A map of the average concentration of the 200 occupations that appear most frequently in the Burning Glass data, by Commuting Zone.
We also address the question of market definition in labor markets, as well as its correspondence to key issues in the theory of labor market monopsony. Previous literature that allowed for firm-level wage-setting finds that labor supply elasticity to the individual firm is low and hence that firms have the power to set wages below the market product of labor. Using traditional market definition techniques from Industrial Organization, we conclude that defining labor markets in terms of commuting zones and SOC-6 occupations is “conservative,” in the sense that it likely underestimates the degree of market power enjoyed by employers by over-estimating the likely alternative options functionally available to workers.
Since we released our last paper, two others have explored its ramifications for antitrust policy. Hovenkamp and Marinescu (2018) focus on how to strengthen merger enforcement to protect against the threat of labor market monopsony. Naidu, Posner, and Weyl (2018) offer a comprehensive intellectual history of labor market monopsony and provide scenarios estimating its substantial impact on aggregate welfare, given estimates of firm-level labor supply elasticity from the literature. Those authors also delve into its implications for antitrust, including both merger control and anti-competitive conduct. Finally, Benmelech, Bergman, and Kim (2018) offer independent estimates of labor market concentration and its wage effect, covering manufacturing industries over a far longer time period than our data in either this or our previous paper covers. These authors show that monopsony is on the rise.
That literature, and a growing chorus of commentary on it in the media, among policy organizations, and in the financial sector, links monopsony to a wide range of worrying trends in the labor market, which we touch on in our own paper as well. Among these are declining ‘business dynamism,’ labor mobility, and entrepreneurship. The causal arrow between monopsony power and documented concentration likely goes in both directions, through several different mechanisms. First of all, most directly, concentration creates monopsony power on the part of incumbent firms, which means lower demand for labor. That reduces outside job opportunities for employed workers and hence labor mobility, and it encourages the casualization of the labor force–the so-called ‘gig economy’ or Fissured Workplace. Second, fewer small and fast-growing businesses hiring in a given labor market means fewer posted jobs, and therefore higher measured concentration.
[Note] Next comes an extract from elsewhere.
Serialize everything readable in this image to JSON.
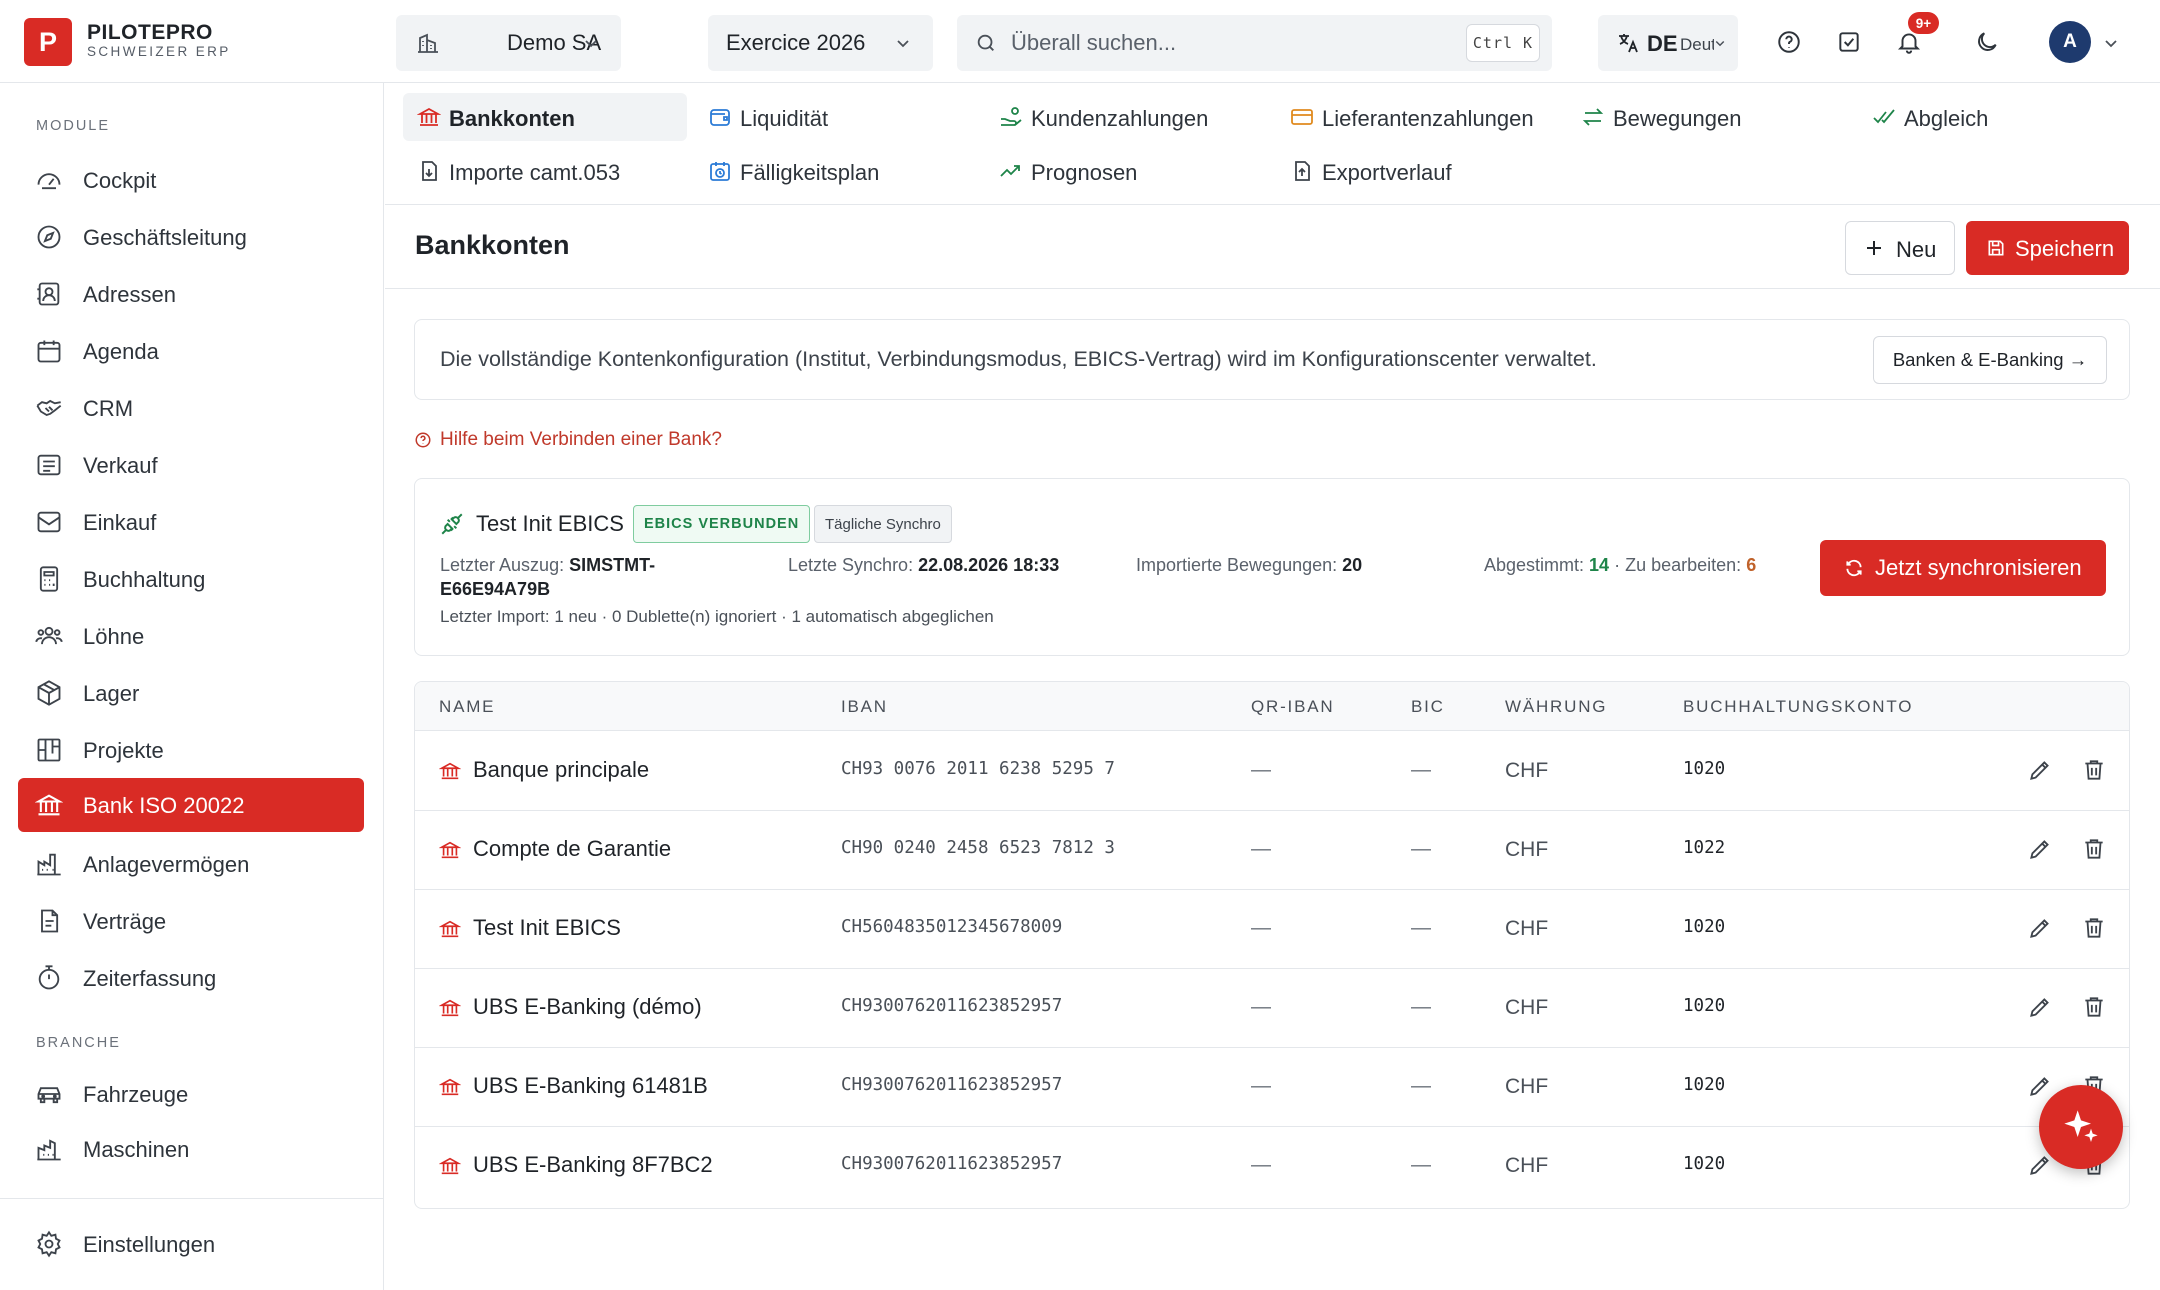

Third, by attenuating the job ladder, monopsony power also means a given job is vacated less frequently, thus increasing concentration as measured by posted vacancies. Fourth, monopsony reduces the economic security of workers who might consider forming their own businesses, if their opportunities for re-employment were secure. Instead, a concentrated labor market means they risk losing everything if they need to return to it. Fifth, independent contractors and gig economy workers can (and should) themselves be considered small businesses, and yet the antitrust laws are being used to undermine any attempt on their part to improve their situations–contributing to more powerful de facto employers’ control over their lives and earnings. Instead, given the balance of power between small and large businesses, antitrust law should scrutinize those powerful tech platforms and their monopsony power.
Altogether, the concerns elevated by this growing literature focus public and academic attention on the potential for concentrated market power to harm workers, small business formation, labor market dynamism, and the economy as a whole.